Softball

Softball Assistant Coach Leaves to Play Pro in Japan

Loyola’s softball team is beginning the new season with a key member of the team missing.

Assistant coach Brittany Cervantes has decided to leave the Ramblers to play professionally in Japan. In the three years she spent at Loyola, Cervantes helped players break multiple school hitting records.

Cervantes had a large impact on the team, according to junior outfielder Erica Nagel.

“For the hitters overall, she really helped them develop their hitting skills and become better,” said Nagel. “She was the outfielding coach, and as an outfielder she really helped us develop.”

Senior infielder Brie Pasquale agreed with Nagel about Cervantes’ impact on the team.

“She has so much knowledge of the game from her going through similar experiences from college to professional,” said Pasquale. “She expanded my knowledge on how to play first base and helped out a lot with hitting for the whole team.”

Cervantes, a 25-year-old first base player, played college softball at the University of Kentucky and professionally for the Chicago Bandits. She was recently invited to the Team USA selection camp to try out to play for the U.S. in the World Cup of Softball.

However, Cervantes’ move to Japan to play professional softball isn’t a surprise. Players in the top softball league in the U.S. — the National Pro Fastpitch (NPF) league — have salaries ranging from only $4,000 to $25,000. Those who play in NPF are only able to play for a limited amount of time before they’re forced to look for higher-paying jobs.

There’s more money to be made in leagues overseas, but only the best of the best make enough to be able to live on their softball salaries alone. In Japan, where Cervantes has decided to make her next stop, many players need to work part-time jobs on the side if they want to continue playing softball.

But playing professionally in any sport is a valuable asset, and Cervantes’ experience in college, as a professional and as a recent Team USA selection camp member helped Loyola’s team a great deal, according to head coach Jeff  Tylka.

“She had great experience playing in the Southeastern Conference, so it gave our kids a little bit of experience with someone from the big stage and playing in front of bigger crowds,” said Tylka. “I think [her selection] meant a lot to the team. Our pitching coach Jordan Taylor played for Team USA for seven years, so having two assistant coaches that played for team USA, it helped show the players that softball doesn’t have to end after college.”

While team members are sorry to lose Cervantes’ coaching skills, according to Tylka, her charisma is another beloved quality.

“I think they will definitely miss her gameday personality,”  Tylka said. “The thing they will miss more is her being around as opposed to the softball attributes. She was just a fun person, and I think that’s what the kids will miss the most.”

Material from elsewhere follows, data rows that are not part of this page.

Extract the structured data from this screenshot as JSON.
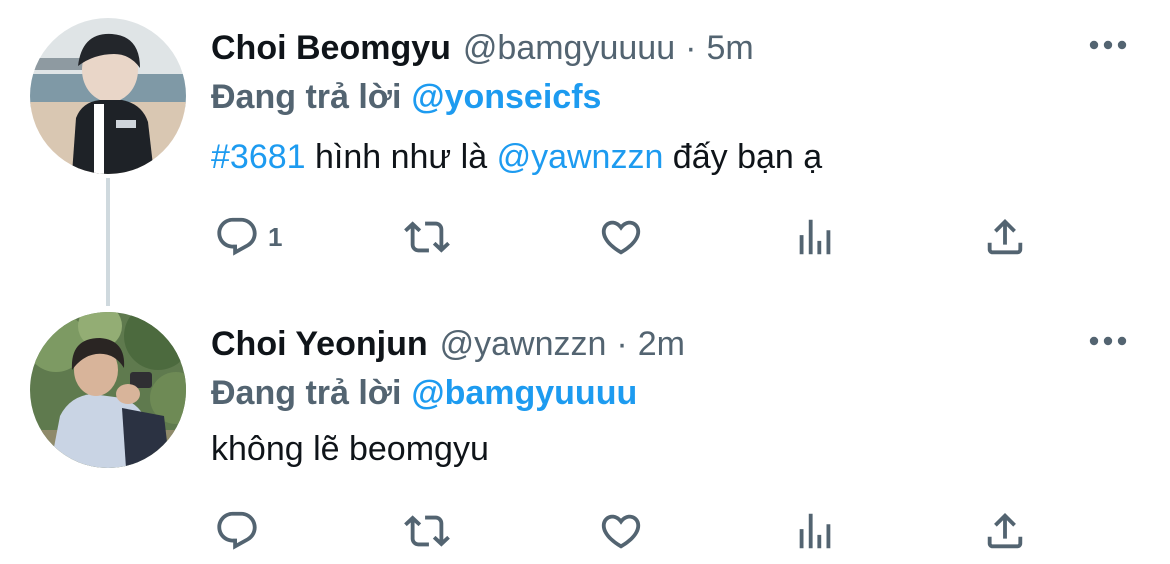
{
  "colors": {
    "accent": "#1d9bf0",
    "secondary_text": "#536471",
    "primary_text": "#0f1419",
    "thread_line": "#cfd9de"
  },
  "tweets": [
    {
      "display_name": "Choi Beomgyu",
      "handle": "@bamgyuuuu",
      "separator": "·",
      "time": "5m",
      "replying_label": "Đang trả lời",
      "replying_to": "@yonseicfs",
      "hashtag": "#3681",
      "text_part1": " hình như là ",
      "mention": "@yawnzzn",
      "text_part2": " đấy bạn ạ",
      "reply_count": "1",
      "icons": {
        "more": "more-dots-icon",
        "reply": "reply-bubble-icon",
        "retweet": "retweet-icon",
        "like": "heart-icon",
        "analytics": "analytics-icon",
        "share": "share-icon"
      }
    },
    {
      "display_name": "Choi Yeonjun",
      "handle": "@yawnzzn",
      "separator": "·",
      "time": "2m",
      "replying_label": "Đang trả lời",
      "replying_to": "@bamgyuuuu",
      "text": "không lẽ beomgyu",
      "icons": {
        "more": "more-dots-icon",
        "reply": "reply-bubble-icon",
        "retweet": "retweet-icon",
        "like": "heart-icon",
        "analytics": "analytics-icon",
        "share": "share-icon"
      }
    }
  ]
}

But coaching changes are nothing new to the team. This year’s seniors have watched two assistants and two head coaches leave for better coaching or playing opportunities during their time at Loyola. Pasquale said change is now common for the team.

“Coaches leave all the time and we’re OK,” said Pasquale. “This is a great experience for her, and we have great people here to support us and back us up.”

Nagel said the team was supportive of Cervantes’ decision, but the Ramblers are looking forward to an improved season.

“She had a great opportunity in front of her,” said Nagel. “[For] any softball player, [playing professionally is] something that they would want in their career. Our team has the talent this year to make it a long way. Obviously she was a great coach, but we are going to be OK without her.”

The team is scheduled to open its spring season on Feb. 12 against Murray State in Kennesaw, Georgia.

Sports Editor

Henry Redman is from Cleveland, Ohio and is majoring in broadcast journalism with minors in sports management and photography. He’s a fan of the Cleveland Indians and Green Bay Packers, making him a sworn enemy to Chicago.